The strange rules that dictate how new elements get their names

Named for eternity.
Named for eternity.
Image: Flickr/Hiroshi Nishimoto under CC-BY
We may earn a commission from links on this page.

The names of elements in the periodic table—like lithium or beryllium—may not mean much to you today, but they are seared in your memory. Naming an element, then, is creating history.

On Dec. 30, scientists in the US, Russia, and Japan were given rights to suggest the names of the final four elements on the periodic table. But before they suggest names, they will have to familiarize themselves with some strange rules that find roots in the history of discovering new elements.

As early as 1782—nearly 100 years before the modern periodic table was created—chemists realized the need for “a constant method of denomination” for these fundamental blocks of the universe. As the number of elements of began increasing, it became necessary that their names were unique and easy to remember.

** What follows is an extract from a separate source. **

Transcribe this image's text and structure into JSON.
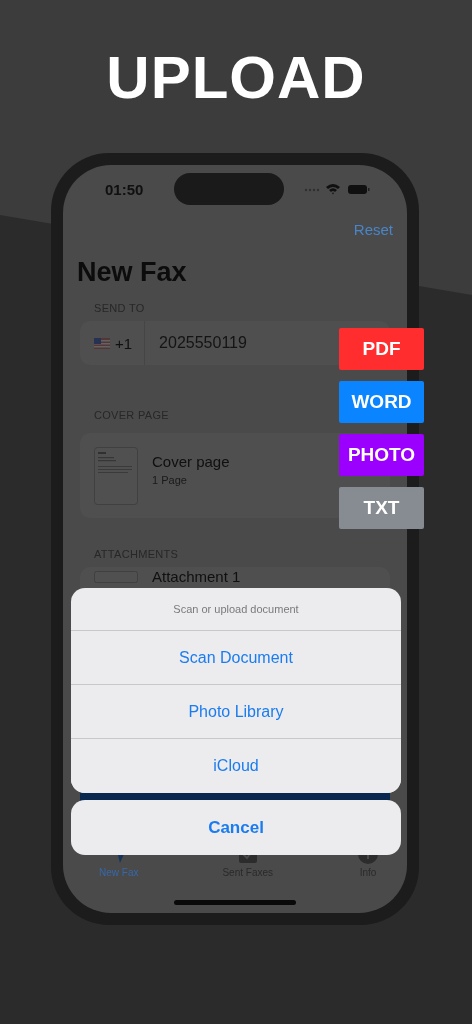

After many debates and conferences, the International Union for Pure and Applied Chemistry (IUPAC) was created in 1919 to enforce standards in chemistry, including rules for naming of elements and compounds. Once established, all seemed well.

Until the Cold War.

By the 1940s, all the naturally existing elements on Earth had been discovered. Each of them had a unique number of protons in the nucleus. But the complex rules of quantum chemistry predicted that more elements should exist. If we can’t find them on Earth, scientists thought, perhaps we need to create them. The solution seemed simple: inject more protons into the nucleus of an already existing element. If the proton sticks, at least for a while, it would be considered a new element.

Two groups of scientists, one in the US and one in the Soviet Union began furiously working on creating these “synthetic elements.” IUPAC decided in 1947 that the naming rights would go to the team that definitively showed the existence of a new element, as long as an IUPAC committee also approved it. The already fierce competition between the two countries became even more intense.

In fact, in the history of chemistry, some refer to the period between the 1960s and 1990s as the “Transfermium Wars,” where trans stands for “after” element 100 (fermium). For three decades, scientists fought a war of words over the naming of elements 104 to 109. Russian, US, and German scientists had discovered some of these elements at nearly the same time, and they had their own preferences for what the elements should be called.

IUPAC stepped in to resolve the feud in 1997: elements 104 and 106 went to the Americans; elements 105 and 107 went to the Russians; and elements 108 and 109 went to the Germans. In doing so, however, it created another layer of complexity. Wilhem Koppenol, a chemist at ETH Zurich, explains IUPAC’s recommendations for naming elements that—following the drama of 1997—were put in place in 2002:

  • After IUPAC decides who deserves the credit for the discovery, the discoverers receive the right to suggest a name.
  • It is desirable that the names of elements in different languages differ as little as possible.
  • In keeping with tradition, elements are named after a mythological concept or character (including an astronomical object); a mineral, or similar substance; a place or geographical region; a property of the element; or a scientist.
  • The names of new element should end in “-ium.” (A 2015 proposal wants names of elements 117 and 118 to have different endings, “-ine” and “-on” respectively.)
  • Once the discovery of the element is confirmed and before its name is approved, the element will be referred to by its number (element 118) or a provisional name (ununoctium).
  • The final name is dependent on the IUPAC’s approval, and IUPAC has the right to disregard the discoverer.
  • To make matters just a little complicated, “when a name has been in unofficial use for a particular element, but a different name is ultimately chosen for that element, then the first name cannot be transferred for use for another element.”

Even if these are followed, naming an element can sometimes take more than a decade. So even though the seventh row of the periodic table is now complete, it won’t be many years before we see the last of the unun-named elements gone.